Tisbury Grants Administrator a Raise, but the Search for Successor Has Begun


After months of delay, denials and appeals, the Tisbury personnel board this week granted the town administrator a four per cent salary increase. But the news was bittersweet for town administrator Dennis Luttrell: Just the week before, the selectmen agreed to form a search committee to seek his successor.

Mr. Luttrell this week expressed frustration at the mixed signals sent by his supervisors and the unprofessional way he learned they were launching the search for his replacement.

"It was added to the agenda [for last Tuesday] while I was away, and I never heard about it until the meeting," said Mr. Luttrell in an interview Wednesday.

He added: "I believed I met the letter and the spirit of my contract when it came to renewal. I didn't start looking for a new job until after the meeting. Until then, I thought we might be able to work it out."

Mr. Luttrell has submitted to the personnel board a draft of suggested revisions to the job description. In that draft, he recommends they change the job title to that of executive secretary.

"The authority that I have by right of the job has been undermined, and I've been micromanaged," he said. "I have the best interests of the town in mind, and if they want someone who will just say yes, the description and the salary should reflect that."

In May the selectmen deadlocked over whether to renew Mr. Luttrell's contract, which expires Jan. 31. Board chairman Tristan Israel opposed renewal, selectman Ray LaPorte supported it and selectman Tom Pachico abstained, citing conflict of interest. Because Mr. Pachico is employed by the town as a board of health agent, Mr. Luttrell has involvement with union negotiations regarding his contract.

It remains unclear whether the failure to renew results in passive termination of Mr. Luttrell or if he would continue his employment without a contract.

Mr. Luttrell's annual evaluation and merit increase has proved a separate source of friction. The board of selectmen divided along similar lines when a motion made by Mr. LaPorte to grant the increase went unseconded, effectively denying the raise.

Mr. Luttrell then appealed both the evaluation and the denial. The selectmen took no action on either appeal, sending both to the town personnel board.

After deliberating over two meetings, the personnel board let the review stand with no changes to the individual ratings. On Wednesday, however, board members noted that in most areas, Mr. Luttrell was listed as meeting expectations in all of 10 categories with only three exceptions: one exceeding expectations and two below.

"Having read the evaluation, I would have real difficulty saying a merit increase is unwarranted," said chairman Williams Cini.

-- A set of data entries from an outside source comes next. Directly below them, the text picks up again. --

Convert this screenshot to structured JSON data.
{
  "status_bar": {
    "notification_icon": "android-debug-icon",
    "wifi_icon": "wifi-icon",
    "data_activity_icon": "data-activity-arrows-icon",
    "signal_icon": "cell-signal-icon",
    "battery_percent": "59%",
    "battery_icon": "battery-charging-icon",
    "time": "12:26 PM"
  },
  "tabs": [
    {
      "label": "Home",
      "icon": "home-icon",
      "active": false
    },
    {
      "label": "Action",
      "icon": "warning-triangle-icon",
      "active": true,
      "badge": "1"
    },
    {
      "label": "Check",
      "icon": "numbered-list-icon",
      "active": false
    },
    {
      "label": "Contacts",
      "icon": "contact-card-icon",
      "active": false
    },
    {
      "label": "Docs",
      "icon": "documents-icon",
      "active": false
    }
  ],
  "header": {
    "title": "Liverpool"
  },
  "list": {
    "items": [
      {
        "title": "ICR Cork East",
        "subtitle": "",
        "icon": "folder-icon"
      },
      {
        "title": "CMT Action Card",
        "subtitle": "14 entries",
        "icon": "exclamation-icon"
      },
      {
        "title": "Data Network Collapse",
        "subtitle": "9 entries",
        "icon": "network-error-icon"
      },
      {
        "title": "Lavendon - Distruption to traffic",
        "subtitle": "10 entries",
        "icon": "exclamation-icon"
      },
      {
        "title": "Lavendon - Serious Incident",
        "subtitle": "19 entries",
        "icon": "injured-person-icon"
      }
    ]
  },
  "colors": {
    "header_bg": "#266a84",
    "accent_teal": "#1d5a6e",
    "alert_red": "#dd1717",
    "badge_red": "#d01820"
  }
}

The board granted his raise, which brings Mr. Luttrell's annual salary from $81,222 to $84,490. The change will be retroactive to July 1.

"I don't think I was treated fairly and the same as the other managerial and professional employees, and the comments the personnel board made speak to that," said Mr. Luttrell.

Mr. Luttrell said that all other reviews of managerial and professional employees were completed by June 30, in keeping with a recently implemented but informal town policy. As personnel director, Mr. Luttrell is in charge of those reviews. He said they usually include a face-to-face interview that lasts roughly an hour and a half. In his case, there was no interview.

"I don't know what I'm to think. I want to use the evaluation as a learning tool, to better serve the town, but I'm still scratching my head. What message are the selectmen trying to convey? Half my duties are not even addressed by one selectman, and there are conflicting opinions."

Mr. Luttrell has declined to release the evaluation.

As chairman of the board of selectmen, Mr. Israel was in charge of the review. He explained to the personnel board, however, that because he had already voted against renewal of the town administrator's contract, he thought it was not in Mr. Luttrell's best interests for him to do the review.

Consequently, Mr. Pachico wrote the evaluation, and Mr. Israel supplemented with written comments regarding areas of concern. Mr. LaPorte did not weigh in on the evaluation, although yesterday he said: "I think he absolutely deserved this raise. He's worked hard and deserves this acknowledgment of a job well done. There has been no evidence that his work was subpar."